Tips to Surviving a Design Review / Critique

Surviving Design Review


Design reviews can be a daunting process for even a seasoned designer. From that initial college crit to the most recent multi-department review session for approval on a new project, your career will be filled with reviews discussing your work. Remember, design is an iterative process. This post aims to set you up for success traversing the nuances of a design review. Here are my 5 top tips to surviving a design review / critique.

Remember Feedback Is A Gift

Critiques can be a difficult time for any designer, whether it’s your first or your one-hundredth. No one enjoys having their work dissected, ripped apart, and put back together. And having to defend your work while also taking into account that the reviewer is trying to improve your work is a difficult proposition, that’s tough. On one hand you believe your solution is the best available. And on the other, you all are on the same team working towards the same goal. I recommend to stop, pause, and reflect on what is best. In the end, your desire for the best solution should outweigh any issues where your ego is involved.

Remember That Reviewers are There to Help

Along with the previous point that feedback is a gift, you should also keep in mind that the reviewers feedback comes from a place of wanting you to succeed. They’re not there to boost their ego or agenda. I’ve found if you invite stakeholders with a diverse background and skill set you will set yourself up for success. This framework enables a conversation where multiple perspectives will open your eyes to the plethora of possibilities. Enjoy that diversity. Embrace it. Not all designers have that opportunity. Different angles mean different design solutions bettering your design. That’s something every designer should be striving towards.

Exhaust Multiple Options 

Designing multiple options allows you to think through the problem with a wholistic approach. One by one you’ll be able to systematically go through the content and apply different styles for the same content. If you enjoy the process and let your creativity flourish, it will afford you the ability to find an outcome that is the correct answer for the problem in front of you. And if it doesn’t feel right, it probably isn’t. 

Show Your Work and Process

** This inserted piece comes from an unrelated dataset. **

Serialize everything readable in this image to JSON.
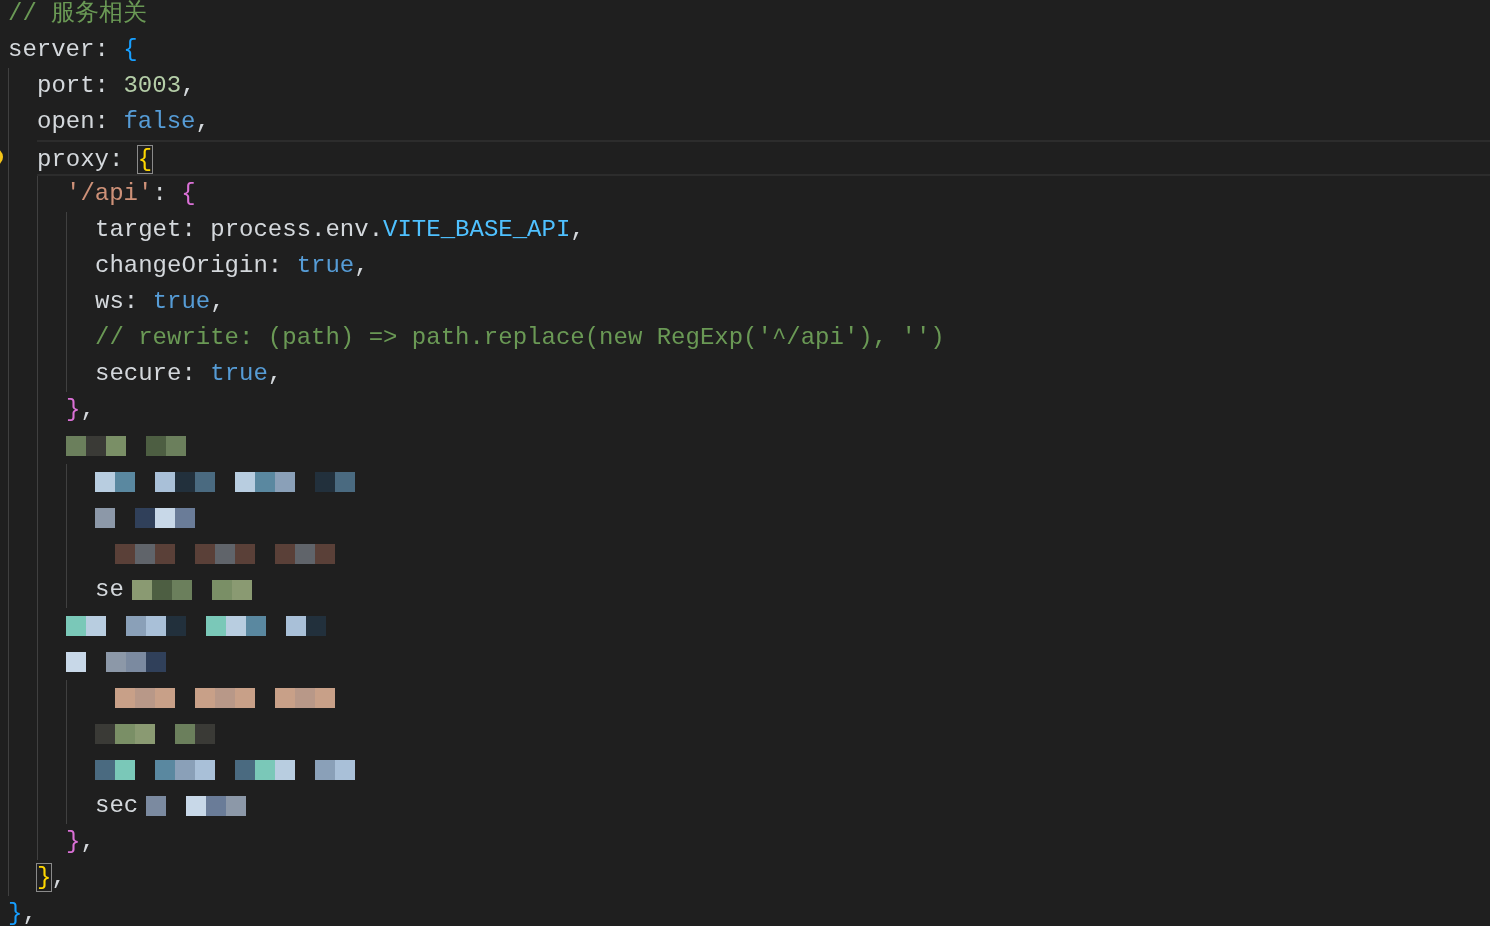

Remember when you were back in elementary school and the teacher wanted to see your work and how you got to your answer. It’s the same thing here. While there is no right answer (and no teacher), showing your work opens the design review team to your thought process and methodology. It lets them see the different paths you took. It allows others to know that you’ve thought through multiple tracks.

Come Prepared

Projecting an aura of confidence and knowledge affords you the ability to explain your solution with ease. Coming prepared to a design review is quite possibly the best thing you can do for yourself. I’ve founds it’s best to structure the discussion around points you believe to be the most important. Then move on to the others. This helps your reviewers understand your perspective and point of view while hitting all the main points. And listen to others opinions. Coming prepared isn’t just a one-way interaction. It’s a conversation. Be prepared to talk. And take notes.

Conclusion

The 5 points outlined in this post have helped me traverse the nuances of design reviews and critiques. I hope they do the same for you. And if you come with an open mind and bold intent to improve your designs, you won’t just be surviving a design review / critique – You’ll thrive.

If you liked this post, check out my post about “What No One Told You About Design“. In it, I aim to set realistic expectations for what awaits you in your career as a graphic designer.